__ASSIGNED TASK__: For the string "Bank", find every matching line in the records and copy it.

[[ TASK MATERIAL open ]]

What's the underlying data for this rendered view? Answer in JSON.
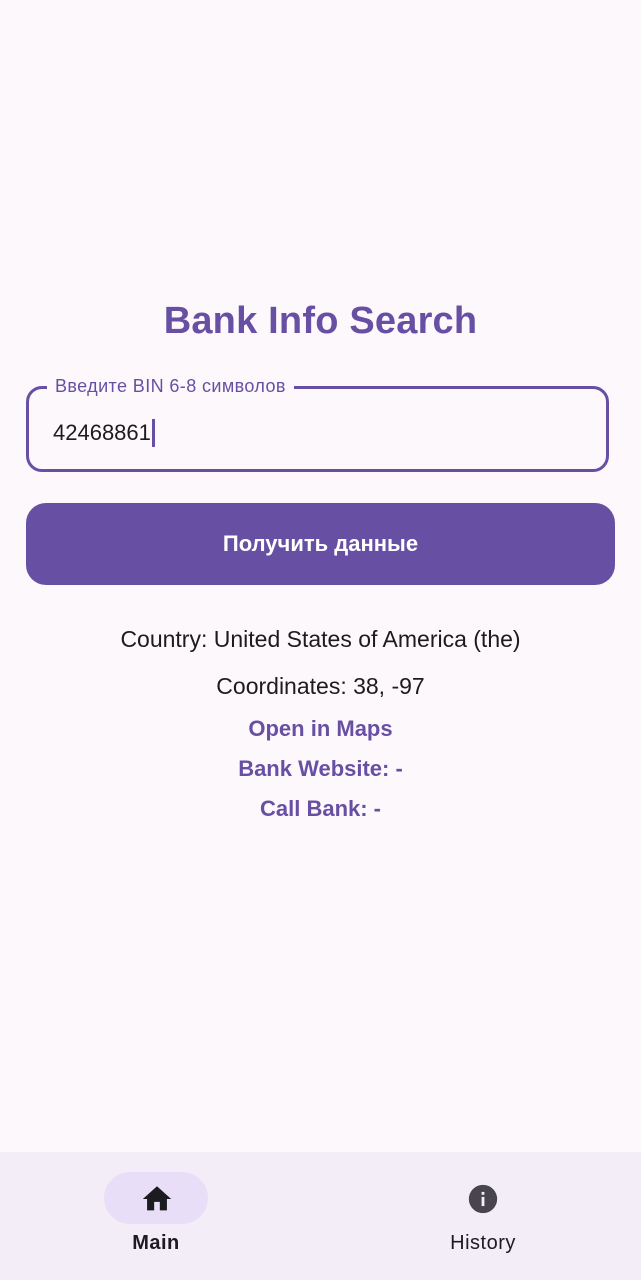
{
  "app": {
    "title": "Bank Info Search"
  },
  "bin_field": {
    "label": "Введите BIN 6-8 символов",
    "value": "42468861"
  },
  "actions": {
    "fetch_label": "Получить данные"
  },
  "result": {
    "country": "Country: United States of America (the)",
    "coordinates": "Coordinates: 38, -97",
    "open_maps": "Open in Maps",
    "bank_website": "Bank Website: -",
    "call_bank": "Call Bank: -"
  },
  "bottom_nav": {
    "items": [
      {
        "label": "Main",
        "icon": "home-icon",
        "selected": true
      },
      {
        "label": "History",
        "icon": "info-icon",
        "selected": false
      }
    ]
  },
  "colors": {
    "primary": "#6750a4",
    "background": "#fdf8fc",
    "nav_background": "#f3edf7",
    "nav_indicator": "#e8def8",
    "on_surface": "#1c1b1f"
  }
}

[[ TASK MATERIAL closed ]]

__WRITTEN SOLUTION__:
    "title": "Bank Info Search"
    "bank_website": "Bank Website: -",
    "call_bank": "Call Bank: -"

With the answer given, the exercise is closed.